TASK ITEM>
Set the following entries down again exactly, line by line.

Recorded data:
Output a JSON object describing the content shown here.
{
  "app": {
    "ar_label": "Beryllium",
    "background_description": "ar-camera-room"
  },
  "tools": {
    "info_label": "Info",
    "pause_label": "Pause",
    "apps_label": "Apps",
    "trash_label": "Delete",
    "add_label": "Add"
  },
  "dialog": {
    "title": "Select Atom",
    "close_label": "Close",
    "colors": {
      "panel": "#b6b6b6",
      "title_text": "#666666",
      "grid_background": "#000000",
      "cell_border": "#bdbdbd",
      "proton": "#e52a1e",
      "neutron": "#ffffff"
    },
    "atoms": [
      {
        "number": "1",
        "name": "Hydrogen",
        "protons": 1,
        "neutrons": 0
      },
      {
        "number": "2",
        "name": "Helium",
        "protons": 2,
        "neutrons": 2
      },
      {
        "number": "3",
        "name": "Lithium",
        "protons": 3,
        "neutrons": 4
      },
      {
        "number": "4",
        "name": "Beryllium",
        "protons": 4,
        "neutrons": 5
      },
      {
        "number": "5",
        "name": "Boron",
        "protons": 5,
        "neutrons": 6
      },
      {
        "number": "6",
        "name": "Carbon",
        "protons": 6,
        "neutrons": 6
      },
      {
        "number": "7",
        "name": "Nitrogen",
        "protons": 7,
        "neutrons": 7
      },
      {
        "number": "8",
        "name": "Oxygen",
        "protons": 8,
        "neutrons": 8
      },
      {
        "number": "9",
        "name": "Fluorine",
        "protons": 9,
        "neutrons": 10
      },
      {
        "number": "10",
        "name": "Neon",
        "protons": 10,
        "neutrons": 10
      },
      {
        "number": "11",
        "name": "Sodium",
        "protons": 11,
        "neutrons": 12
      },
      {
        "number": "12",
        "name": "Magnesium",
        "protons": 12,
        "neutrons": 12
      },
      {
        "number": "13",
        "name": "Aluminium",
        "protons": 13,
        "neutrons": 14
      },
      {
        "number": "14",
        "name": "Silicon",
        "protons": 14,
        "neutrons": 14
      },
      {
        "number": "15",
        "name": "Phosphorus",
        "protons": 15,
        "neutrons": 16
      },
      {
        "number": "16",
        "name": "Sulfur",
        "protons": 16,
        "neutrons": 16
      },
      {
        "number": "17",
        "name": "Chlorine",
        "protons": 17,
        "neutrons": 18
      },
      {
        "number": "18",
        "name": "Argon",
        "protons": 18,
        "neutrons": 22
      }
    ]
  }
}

RESULT FOR THIS TASK>
Output a JSON object describing the content shown here.
{
  "app": {
    "ar_label": "Beryllium",
    "background_description": "ar-camera-room"
  },
  "tools": {
    "info_label": "Info",
    "pause_label": "Pause",
    "apps_label": "Apps",
    "trash_label": "Delete",
    "add_label": "Add"
  },
  "dialog": {
    "title": "Select Atom",
    "close_label": "Close",
    "colors": {
      "panel": "#b6b6b6",
      "title_text": "#666666",
      "grid_background": "#000000",
      "cell_border": "#bdbdbd",
      "proton": "#e52a1e",
      "neutron": "#ffffff"
    },
    "atoms": [
      {
        "number": "1",
        "name": "Hydrogen",
        "protons": 1,
        "neutrons": 0
      },
      {
        "number": "2",
        "name": "Helium",
        "protons": 2,
        "neutrons": 2
      },
      {
        "number": "3",
        "name": "Lithium",
        "protons": 3,
        "neutrons": 4
      },
      {
        "number": "4",
        "name": "Beryllium",
        "protons": 4,
        "neutrons": 5
      },
      {
        "number": "5",
        "name": "Boron",
        "protons": 5,
        "neutrons": 6
      },
      {
        "number": "6",
        "name": "Carbon",
        "protons": 6,
        "neutrons": 6
      },
      {
        "number": "7",
        "name": "Nitrogen",
        "protons": 7,
        "neutrons": 7
      },
      {
        "number": "8",
        "name": "Oxygen",
        "protons": 8,
        "neutrons": 8
      },
      {
        "number": "9",
        "name": "Fluorine",
        "protons": 9,
        "neutrons": 10
      },
      {
        "number": "10",
        "name": "Neon",
        "protons": 10,
        "neutrons": 10
      },
      {
        "number": "11",
        "name": "Sodium",
        "protons": 11,
        "neutrons": 12
      },
      {
        "number": "12",
        "name": "Magnesium",
        "protons": 12,
        "neutrons": 12
      },
      {
        "number": "13",
        "name": "Aluminium",
        "protons": 13,
        "neutrons": 14
      },
      {
        "number": "14",
        "name": "Silicon",
        "protons": 14,
        "neutrons": 14
      },
      {
        "number": "15",
        "name": "Phosphorus",
        "protons": 15,
        "neutrons": 16
      },
      {
        "number": "16",
        "name": "Sulfur",
        "protons": 16,
        "neutrons": 16
      },
      {
        "number": "17",
        "name": "Chlorine",
        "protons": 17,
        "neutrons": 18
      },
      {
        "number": "18",
        "name": "Argon",
        "protons": 18,
        "neutrons": 22
      }
    ]
  }
}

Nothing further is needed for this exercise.